Something to keep in mind is that even though the symptoms may come and go, your teen might really be experiencing physical discomfort. As an anxiety disorder, school refusal can manifest as real stomach aches, real headaches, and real nausea, even if the cause of the illness is purely psychological. The best thing to do is find out the cause of the anxiety so you can help your child feel comfortable with the idea of going to school.

What Causes School Refusal?

There are a lot of things that can trigger school refusal such as moving to a new school, being bullied, divorce, etc. Any stressful life event or traumatic event can cause school refusal.  For some kids, they fear what will happen if they do go to school: they might get bad grades, fail a test, have to interact with another student, sometimes they fear something will happen to their parents or family while they’re away at school. For your child, something about going to school or being at school is making them feel unsafe, insecure, or out of control. 

Ways To Help Your Teen

The first way to help your teen is by understanding that school refusal is different than skipping school or truancy.  School refusal comes from a fear or anxiety about going to school, not just a need to rebel or desire to do something else.

Consider school refusal to be more of a phobia. Be empathetic to the fear your child has and try not to force them to face their fears before they’re ready. 

Most children and teens who experience school refusal will need to talk to a counselor or mental health expert in order to get to the bottom of what is causing their fear. Setting up a meeting with a school counselor is an effective first step to helping your child. School counselors will advise you and your child about how to attend to their fears without forgoing an education.

Oftentimes there are individualized education plans that can address your child’s specific educational needs or help your child slowly reintegrate into the school system.
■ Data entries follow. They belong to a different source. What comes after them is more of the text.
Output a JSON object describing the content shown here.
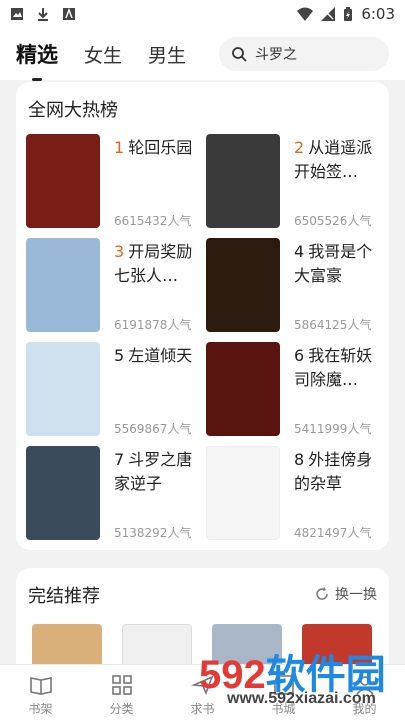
{
  "statusbar": {
    "time": "6:03",
    "icons": [
      "image-icon",
      "download-icon",
      "font-icon",
      "wifi-icon",
      "signal-icon",
      "battery-icon"
    ]
  },
  "header": {
    "tabs": [
      {
        "label": "精选",
        "active": true
      },
      {
        "label": "女生"
      },
      {
        "label": "男生"
      }
    ],
    "search_text": "斗罗之"
  },
  "hot": {
    "title": "全网大热榜",
    "books": [
      {
        "rank": "1",
        "title": "轮回乐园",
        "popularity": "6615432人气",
        "color": "#7a1d16"
      },
      {
        "rank": "2",
        "title": "从逍遥派开始签…",
        "popularity": "6505526人气",
        "color": "#3a3a3a"
      },
      {
        "rank": "3",
        "title": "开局奖励七张人…",
        "popularity": "6191878人气",
        "color": "#9ab8d8"
      },
      {
        "rank": "4",
        "title": "我哥是个大富豪",
        "popularity": "5864125人气",
        "color": "#2b1a0d"
      },
      {
        "rank": "5",
        "title": "左道倾天",
        "popularity": "5569867人气",
        "color": "#cfe0ee"
      },
      {
        "rank": "6",
        "title": "我在斩妖司除魔…",
        "popularity": "5411999人气",
        "color": "#5a1410"
      },
      {
        "rank": "7",
        "title": "斗罗之唐家逆子",
        "popularity": "5138292人气",
        "color": "#3a4c5c"
      },
      {
        "rank": "8",
        "title": "外挂傍身的杂草",
        "popularity": "4821497人气",
        "color": "#f5f5f5"
      }
    ]
  },
  "completed": {
    "title": "完结推荐",
    "refresh_label": "换一换",
    "cover_colors": [
      "#d9b07a",
      "#f0f0f0",
      "#a9b6c8",
      "#c0392b"
    ]
  },
  "nav": [
    {
      "label": "书架",
      "icon": "book-icon"
    },
    {
      "label": "分类",
      "icon": "grid-icon"
    },
    {
      "label": "求书",
      "icon": "send-icon"
    },
    {
      "label": "书城",
      "icon": "store-icon"
    },
    {
      "label": "我的",
      "icon": "user-icon"
    }
  ],
  "watermark": {
    "brand": "592软件园",
    "url": "www.592xiazai.com"
  }
}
It is also a good idea to have your child talk to a mental health expert like a therapist or psychologist to get to the root of the problem. Programs such as the ones offered at Viewpoint Center are specifically made for children 12-17 to create plans for their mental health. They offer assessments for your teen and create programs based on their specific needs.

There are also steps you can take as a parent outside of giving your child professional assistance. Actively listening to your child’s problems and being a person they feel comfortable talking to about what is concerning them is very important for a teen who doesn’t feel safe at school. You should also make sure that when your child comes to you about wanting to miss school, that you are empathetic and supportive and don’t shame them for missing class. 

You can also find out if there is anything they do like about school such as friends or sports or certain teachers that make going worth it to them. Positive reinforcement that rewards your child for going to school has shown to be an effective way of combating school phobia. 

Final Thoughts And Resources

Being a teenager is stressful enough as it is: you’re fighting with your changing body, trying to make friends, and trying to succeed in school. The best thing you can do as a parent is to be an empathetic support system for your child in whatever they are going through. Here are some additional resources for you and your child.

Viewpoint Center

Psychology Today

Utah Education Network